Tagging tertiary highways

I want to again discuss the tagging of tertiary highways in Thailand. When I first started mapping I followed what I thought were hard rules about tagging highways the way it was specified in the Thailand Wiki. That tagging scheme is imperfect and leaves a lot to be desired in my opinion. The Wiki says tertiary highways:

  • connect two or more villages/hamlets
  • are often 4 digit roads maintained on province level, blue sign.
  • most of them are paved, but unpaved roads are possible

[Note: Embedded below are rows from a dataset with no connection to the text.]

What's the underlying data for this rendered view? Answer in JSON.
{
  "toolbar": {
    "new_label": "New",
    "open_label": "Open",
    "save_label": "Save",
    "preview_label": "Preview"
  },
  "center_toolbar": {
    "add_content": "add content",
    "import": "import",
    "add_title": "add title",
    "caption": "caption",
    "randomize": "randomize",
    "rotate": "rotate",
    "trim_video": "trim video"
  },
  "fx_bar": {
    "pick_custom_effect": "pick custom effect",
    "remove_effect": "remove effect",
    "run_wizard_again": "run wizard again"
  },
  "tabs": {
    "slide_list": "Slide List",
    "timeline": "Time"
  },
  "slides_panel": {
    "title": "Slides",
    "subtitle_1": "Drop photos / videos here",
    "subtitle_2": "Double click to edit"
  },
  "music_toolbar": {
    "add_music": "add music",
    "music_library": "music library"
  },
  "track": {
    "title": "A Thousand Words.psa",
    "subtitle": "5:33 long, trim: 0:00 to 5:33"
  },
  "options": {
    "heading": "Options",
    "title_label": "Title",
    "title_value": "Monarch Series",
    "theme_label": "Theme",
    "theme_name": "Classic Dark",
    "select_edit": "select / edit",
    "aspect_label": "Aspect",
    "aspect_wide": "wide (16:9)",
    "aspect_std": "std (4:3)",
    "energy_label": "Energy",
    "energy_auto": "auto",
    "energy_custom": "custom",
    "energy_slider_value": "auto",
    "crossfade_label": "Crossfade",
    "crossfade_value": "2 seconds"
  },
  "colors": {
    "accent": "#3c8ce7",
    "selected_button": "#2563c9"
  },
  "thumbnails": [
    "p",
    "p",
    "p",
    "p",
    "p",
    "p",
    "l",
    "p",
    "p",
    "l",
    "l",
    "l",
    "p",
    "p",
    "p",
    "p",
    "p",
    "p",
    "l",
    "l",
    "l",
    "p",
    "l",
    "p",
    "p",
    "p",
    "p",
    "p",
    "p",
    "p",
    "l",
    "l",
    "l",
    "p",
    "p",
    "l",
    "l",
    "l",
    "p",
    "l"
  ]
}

There have been some recent changes in this convention effectively making these definitions looser and it is now no longer unusual to see a highway without a provincial designation tagged as a tertiary highway. Which brings me to my question. I want to tag some local residential highways as tertiary. The type of highway I am discussing is common in Chiang Mai and, while it has no designated route or ref number and does not always connect two towns, it does experience high traffic volumes and is important because it’s a well used and efficient means of getting from point A to point B.

Two good examples from my neighborhood are Patan Road (Way: ถนน ป่าตัน (20262778) that runs along the west side of the Ping River and its east side counterpart, an unnamed residential road, Way: 20267994. Both are smooth, wide highways that connect ชม.3029 and the Superhighway and consequently carry much traffic. Both were at one time probably smaller residential highways that have, over the years, been joined, straightened, and improved so they look continuous.

Tagging them tertiary would give them more visibility and indicate their usefulness, and popularity, as a route despite having no official number designation.

Opinions please. Is this something we can live with? Is it a good idea?


I think this is pretty much an issue of urban road classification, which so far hasn’t really been given much consideration. Most roads and streets in urban areas are looked after by local governments, and thus don’t fall under the wider national and provincial classification schemes. However, in larger cities, they often serve considerable amounts of traffic and are quite important to the network. It’s natural that the map should reflect these roads’ importance, even if they are locally administered.

I’ve previously asked on the help forum for advice on the subject, and the responses indicated that without official sources as a guide, classification will mostly have to depend on local knowledge of the roads’ importance. This probably means each city will need its own discussion, but we could probably come up with some general guidelines.

The answer given to your question on OSM Help suggests, to me at least, that the highways in question here could be tertiary. If we were to reword the Wiki slightly that might be a good first step:

  • is a connector, that is, it connects two or more villages/hamlets or larger highways

and possibly add:

  • carries larger amounts of traffic at higher speed than nearby residential highways

In reality, I think the definition has already changed but this has not been done systematically nor reflected in the Thailand Wiki.

I’ll wait to see if any other comments emerge before doing anything else.

Thanks again, Paul.



That’s what I’ve decided as well. I guess I’m guilty of wanting to map for the renderer to some extent because when I’m browsing my Garmin maps while creating routes, I sometimes want to locate the faster, smoother highways. The plain fact is, tertiary highways grab my attention while unclassified ones do not.

Plus, the definition of unclassified leaves a lot to be desired. Not specific enough to make a decision IMO :

At any rate, if a highway has tertiary characteristics as outlined above and in the Wiki, that’s the deciding factor. I’ll be tagging those tertiary regardless of what the Thai Highway Department does, or doesn’t do.